8. Sam Rockwell
Rockwell’s a huge talent, and with his trademark quirky charm he’s basically invented the niche of oddball leading man. There’s a childlike quality to his performances, and a laid back but somewhat scornful humor that reminds us at times of Woody Harrelson and Bill Murray. He brings a magnetic but quirky humanity to every role – drama or comedy, lead or supporting.
7. Tom Waits
That gravely, smoker’s voice, the Eraserhead-esque hairstyle, a face and body that appear to be all angles – Waits cuts an unusual onscreen image. He’s put that to fine use over the years in roles that call for something a little unusual.
6. Mickey Rourke
Back in the day, Rourke brought a uniquely smoldering charisma to roles. He was never a cookie cutter leading man, always a bit off. His current hulking appearance and years of bad decisions have thrust him into the niche of the lumbering nutjob, but you know what? He handles it with aplomb.
5. Dennis Hopper
Dude! It may have been Hopper’s own bad wiring that helped him bring a little mania (sometimes a lot) to scores of roles: the wacked out hippie in Easy Riders, the wacked out zealot in Apocalypse Now, the obsessive investigator in Texas Chainsaw Massacre 2, the Southern madman in Paris Trout, the drunken father in Hoosiers. But he owns it in among the all time great freakshow performances, Frank Booth in Blue Velvet.
4. Willem Dafoe

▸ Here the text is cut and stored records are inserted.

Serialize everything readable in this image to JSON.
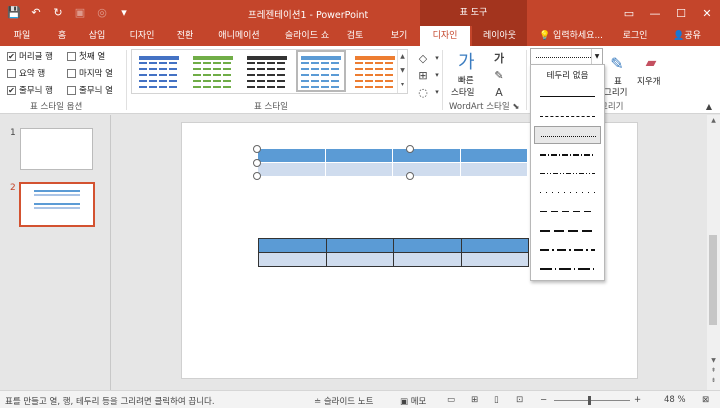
{
  "titlebar": {
    "doc_title": "프레젠테이션1 - PowerPoint",
    "tool_tab_group": "표 도구"
  },
  "tabs": [
    "파일",
    "홈",
    "삽입",
    "디자인",
    "전환",
    "애니메이션",
    "슬라이드 쇼",
    "검토",
    "보기",
    "디자인",
    "레이아웃"
  ],
  "tell_me": "입력하세요...",
  "signin": "로그인",
  "share": "공유",
  "style_options": {
    "items": [
      {
        "label": "머리글 행",
        "checked": true
      },
      {
        "label": "첫째 열",
        "checked": false
      },
      {
        "label": "요약 행",
        "checked": false
      },
      {
        "label": "마지막 열",
        "checked": false
      },
      {
        "label": "줄무늬 행",
        "checked": true
      },
      {
        "label": "줄무늬 열",
        "checked": false
      }
    ],
    "group_label": "표 스타일 옵션"
  },
  "table_styles": {
    "group_label": "표 스타일",
    "colors": [
      "#4472c4",
      "#70ad47",
      "#333333",
      "#5b9bd5",
      "#ed7d31"
    ]
  },
  "wordart": {
    "quick_label_1": "빠른",
    "quick_label_2": "스타일",
    "group_label": "WordArt 스타일",
    "glyph": "가"
  },
  "draw_borders": {
    "draw_table_1": "표",
    "draw_table_2": "그리기",
    "eraser": "지우개",
    "group_label": "그리기"
  },
  "pen_dropdown": {
    "none_label": "테두리 없음"
  },
  "slides": [
    "1",
    "2"
  ],
  "status": {
    "message": "표를 만들고 열, 행, 테두리 등을 그리려면 클릭하여 끕니다.",
    "notes": "슬라이드 노트",
    "comments": "메모",
    "zoom": "48 %"
  }
}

Dafoe brings a malevolent comic ability to roles – including his supporting turn opposite Harrelson in Out of the Furnace. His performances tend toward fearless, and he contorts his own physical presence to bring out the demonic or the strangely comical – or both – in each role.
3. Christopher Walken
The great. Whether he’s requesting cowbell on SNL, adding a peculiar charm to a comedy, or staring down a man about to die in a drama, Walken’s staccato delivery, blank stare and musical timing ensure that every line he delivers feels profoundly, often unsettlingly weird.
2. Crispin Glover
The thing about Crispin Glover (McFly!) is that you get the feeling this is just how he is. He’s drawn to the characters that most closely resemble his own unique personality. I’m not saying he eats cockroaches, but a romantic lead is probably not in his future, on camera or otherwise.
1. Nic Cage
Cage wins this contest because he appears to have trouble not being a weirdo. Channeling his inner normal guy seems to sometimes be too great a task for the actor. Those ridiculous wigs only hamper any effort to mask his natural freakishness, but we say don’t hide it, Nic! Let that freak flag fly.